The final economic data for October to December last year was much better than advance estimates released last month (1.8 per cent). The better-than-expected performance prompted some economists to revise upwards their growth forecasts for this year, and prevented the Singapore economy from posting its worst performance since 2009. The strong Q4 data pushed full-year growth for 2016 to 2 per cent, above the advance estimate of 1.8 per cent — which would be lower than the 1.9 per cent growth recorded in 2015. 

Nevertheless, the Ministry of Trade and Industry (MTI) — which released the data on Friday (Feb 17) — maintained its 2017 growth forecast at between 1 per cent and 3 per cent. Global growth is projected to pick up slightly this year, with growth in the United States and key Association of South-east Asian Nations (Asean) economies expected to improve, even as growth in China continues to moderate, the MTI said. Externally-oriented sectors such as manufacturing as well as transportation and storage are likely to support economic growth.

However, uncertainties and downside risks in the global economy remain, including a “lack of clarity” on US President Donald Trump’s policies, the MTI noted. “Political risks and economic uncertainties have risen. Even as the United Kingdom navigates through “Brexit”, upcoming elections in key Eurozone economies may create further uncertainties regarding the future of the monetary union,” the ministry said. 

Reiterating concerns over rising protectionism in the West, the MTI added: “If protectionist approaches become the norm, global trade will be adversely affected, with knock-on effects on economic growth worldwide.”

In the fourth quarter of last year, the manufacturing sector grew 11.5 per cent year-on-year, up from 1.8 per cent the preceding quarter, due to the robust growth in the electronics and biomedical manufacturing clusters.

The services sector expanded by 1 per cent year-on-year for the same period, up from 0.4 per cent in the third quarter. The expansion was fuelled mainly by segments such as transportation and storage, as well as information and communications.

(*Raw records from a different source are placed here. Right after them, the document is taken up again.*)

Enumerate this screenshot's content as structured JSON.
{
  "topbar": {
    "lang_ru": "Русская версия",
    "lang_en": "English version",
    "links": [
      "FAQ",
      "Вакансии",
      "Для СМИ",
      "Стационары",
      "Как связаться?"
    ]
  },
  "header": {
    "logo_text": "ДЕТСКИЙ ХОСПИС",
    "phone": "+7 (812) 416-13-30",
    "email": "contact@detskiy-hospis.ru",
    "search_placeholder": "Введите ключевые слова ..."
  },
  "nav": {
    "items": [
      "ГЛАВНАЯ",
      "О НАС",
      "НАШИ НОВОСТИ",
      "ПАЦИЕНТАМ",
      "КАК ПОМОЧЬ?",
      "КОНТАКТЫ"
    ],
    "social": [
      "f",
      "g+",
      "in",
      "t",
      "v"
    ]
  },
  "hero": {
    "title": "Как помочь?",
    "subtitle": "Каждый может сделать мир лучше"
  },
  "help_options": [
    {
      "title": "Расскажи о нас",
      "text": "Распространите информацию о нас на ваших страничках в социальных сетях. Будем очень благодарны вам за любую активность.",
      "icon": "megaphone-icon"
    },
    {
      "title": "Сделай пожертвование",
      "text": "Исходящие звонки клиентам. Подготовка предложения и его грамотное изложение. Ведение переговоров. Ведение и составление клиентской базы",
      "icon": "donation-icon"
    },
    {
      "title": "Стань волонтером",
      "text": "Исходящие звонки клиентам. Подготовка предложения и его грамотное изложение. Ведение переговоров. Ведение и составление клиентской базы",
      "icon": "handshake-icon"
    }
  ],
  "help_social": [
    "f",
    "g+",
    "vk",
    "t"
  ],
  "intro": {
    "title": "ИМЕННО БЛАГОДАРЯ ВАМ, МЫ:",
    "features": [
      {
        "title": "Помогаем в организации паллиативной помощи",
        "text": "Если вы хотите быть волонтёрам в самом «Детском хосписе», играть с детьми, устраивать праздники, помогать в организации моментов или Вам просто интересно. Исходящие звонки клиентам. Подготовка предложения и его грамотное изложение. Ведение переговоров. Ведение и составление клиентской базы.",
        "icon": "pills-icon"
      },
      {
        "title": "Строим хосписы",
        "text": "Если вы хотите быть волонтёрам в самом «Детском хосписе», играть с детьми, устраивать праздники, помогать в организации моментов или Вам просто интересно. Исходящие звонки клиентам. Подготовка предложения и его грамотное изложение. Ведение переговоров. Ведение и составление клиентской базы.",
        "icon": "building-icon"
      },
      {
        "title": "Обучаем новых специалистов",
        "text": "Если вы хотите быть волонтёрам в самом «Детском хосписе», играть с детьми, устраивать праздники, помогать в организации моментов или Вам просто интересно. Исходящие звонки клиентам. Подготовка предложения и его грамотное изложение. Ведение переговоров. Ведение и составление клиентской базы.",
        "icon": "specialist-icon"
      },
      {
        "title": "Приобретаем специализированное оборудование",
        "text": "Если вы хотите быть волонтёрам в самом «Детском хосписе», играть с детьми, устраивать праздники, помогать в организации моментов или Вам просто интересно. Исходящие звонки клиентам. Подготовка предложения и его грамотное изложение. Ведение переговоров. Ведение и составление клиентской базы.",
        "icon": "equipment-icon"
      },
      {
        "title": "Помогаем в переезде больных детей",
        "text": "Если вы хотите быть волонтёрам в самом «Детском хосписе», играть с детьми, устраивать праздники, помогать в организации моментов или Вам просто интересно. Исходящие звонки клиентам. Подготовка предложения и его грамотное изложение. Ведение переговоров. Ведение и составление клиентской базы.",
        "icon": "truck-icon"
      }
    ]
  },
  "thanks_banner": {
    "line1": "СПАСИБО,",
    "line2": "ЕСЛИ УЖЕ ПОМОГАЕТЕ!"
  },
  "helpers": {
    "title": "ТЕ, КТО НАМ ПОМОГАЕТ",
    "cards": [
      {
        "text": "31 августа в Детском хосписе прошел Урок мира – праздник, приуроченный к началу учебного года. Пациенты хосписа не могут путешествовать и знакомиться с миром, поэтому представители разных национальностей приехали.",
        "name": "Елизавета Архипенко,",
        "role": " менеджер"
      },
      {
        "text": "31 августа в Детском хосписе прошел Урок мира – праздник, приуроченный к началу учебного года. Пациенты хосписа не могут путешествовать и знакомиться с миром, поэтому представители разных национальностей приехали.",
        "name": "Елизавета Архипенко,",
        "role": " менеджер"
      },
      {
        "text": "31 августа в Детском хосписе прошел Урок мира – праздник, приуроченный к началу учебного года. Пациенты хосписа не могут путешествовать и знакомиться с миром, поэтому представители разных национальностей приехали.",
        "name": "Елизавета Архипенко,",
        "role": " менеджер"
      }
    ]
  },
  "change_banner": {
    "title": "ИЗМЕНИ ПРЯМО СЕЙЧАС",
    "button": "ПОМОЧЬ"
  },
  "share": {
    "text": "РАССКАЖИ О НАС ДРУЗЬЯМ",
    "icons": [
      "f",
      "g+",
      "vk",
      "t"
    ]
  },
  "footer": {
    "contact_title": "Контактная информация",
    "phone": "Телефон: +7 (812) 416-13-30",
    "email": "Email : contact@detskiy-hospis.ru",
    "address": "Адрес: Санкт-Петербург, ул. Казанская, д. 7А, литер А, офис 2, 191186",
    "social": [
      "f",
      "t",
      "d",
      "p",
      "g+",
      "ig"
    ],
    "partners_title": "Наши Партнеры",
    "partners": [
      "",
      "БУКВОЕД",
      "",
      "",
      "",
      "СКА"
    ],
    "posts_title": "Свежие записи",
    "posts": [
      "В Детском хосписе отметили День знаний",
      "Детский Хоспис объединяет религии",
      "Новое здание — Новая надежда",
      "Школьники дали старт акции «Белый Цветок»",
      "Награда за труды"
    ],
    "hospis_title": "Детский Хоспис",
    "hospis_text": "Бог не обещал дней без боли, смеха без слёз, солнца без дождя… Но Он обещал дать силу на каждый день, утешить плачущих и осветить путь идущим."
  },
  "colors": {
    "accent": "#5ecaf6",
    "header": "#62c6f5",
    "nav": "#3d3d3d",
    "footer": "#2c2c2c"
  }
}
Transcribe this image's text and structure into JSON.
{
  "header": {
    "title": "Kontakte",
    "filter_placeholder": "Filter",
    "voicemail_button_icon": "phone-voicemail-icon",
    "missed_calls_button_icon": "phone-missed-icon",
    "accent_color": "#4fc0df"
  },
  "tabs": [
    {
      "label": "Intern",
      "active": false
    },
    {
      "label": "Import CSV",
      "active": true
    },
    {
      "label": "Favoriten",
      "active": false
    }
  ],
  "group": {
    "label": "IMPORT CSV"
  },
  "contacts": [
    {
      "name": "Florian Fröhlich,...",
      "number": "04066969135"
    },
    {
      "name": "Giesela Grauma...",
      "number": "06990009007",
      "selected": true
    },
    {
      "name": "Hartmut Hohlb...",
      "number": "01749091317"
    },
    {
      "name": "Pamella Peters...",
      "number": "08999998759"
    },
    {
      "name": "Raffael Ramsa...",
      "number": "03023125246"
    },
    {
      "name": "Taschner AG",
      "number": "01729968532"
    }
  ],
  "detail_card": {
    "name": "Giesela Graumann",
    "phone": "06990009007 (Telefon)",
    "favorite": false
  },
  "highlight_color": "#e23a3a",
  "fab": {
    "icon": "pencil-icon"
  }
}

The construction sector shrank by 2.8 per cent, extending from the previous quarter’s decline of 2.2 per cent, weighed down primarily by a fall in private sector construction activities. 

The advance gross domestic product (GDP) estimates for the fourth quarter of last year were computed largely based on data from October and November. 

UOB economist Francis Tan said that “robust performance in the tradeable sector such as the manufacturing and transport/storage sectors contributed strongly” to the final data. “Slow economic growth due to weak external demand probably bottomed out in the first half of last year as the manufacturing engine cranked up to boost Singapore’s tradeable sector in the second half of the year,” he said. “We think that this will be positively spilling over to the non-tradable sectors.”

UOB on Friday revised upwards its full-year growth forecast for the economy from 1.8 per cent to 2.4 per cent, based on expectations of an improvement in global demand and a “further fiscal impulse” from the Budget, which will be unveiled on Monday. 

However, OCBC maintained its forecast range of between 1 and 2 per cent. OCBC economist Selena Ling noted that the manufacturing momentum may falter should external risks come to pass, including the Trump administration hardening its stance towards trade. Meanwhile, some segments including marine and offshore, retail and food services are still not out of the woods yet, she said. 

The MTI reiterated that global economic uncertainties may weigh in on business and consumer confidence, dampening investments and consumption and causing a pullback in global growth. Also, if monetary conditions tighten further in China and result in a steeper-than-intended pullback in credit, investment spending and growth in China could slow down more sharply than expected, the MTI added.

Singapore will keep its current monetary policy stance, as the GDP growth forecast range for this year stays “within the planning parameters” of the Monetary Authority of Singapore’s (MAS) October policy decision, said MAS deputy managing director Jacqueline Loh. “So as such, the monetary policy stance remains as announced in October, of a zero per cent rate of appreciation for the Singapore dollar NEER policy band.”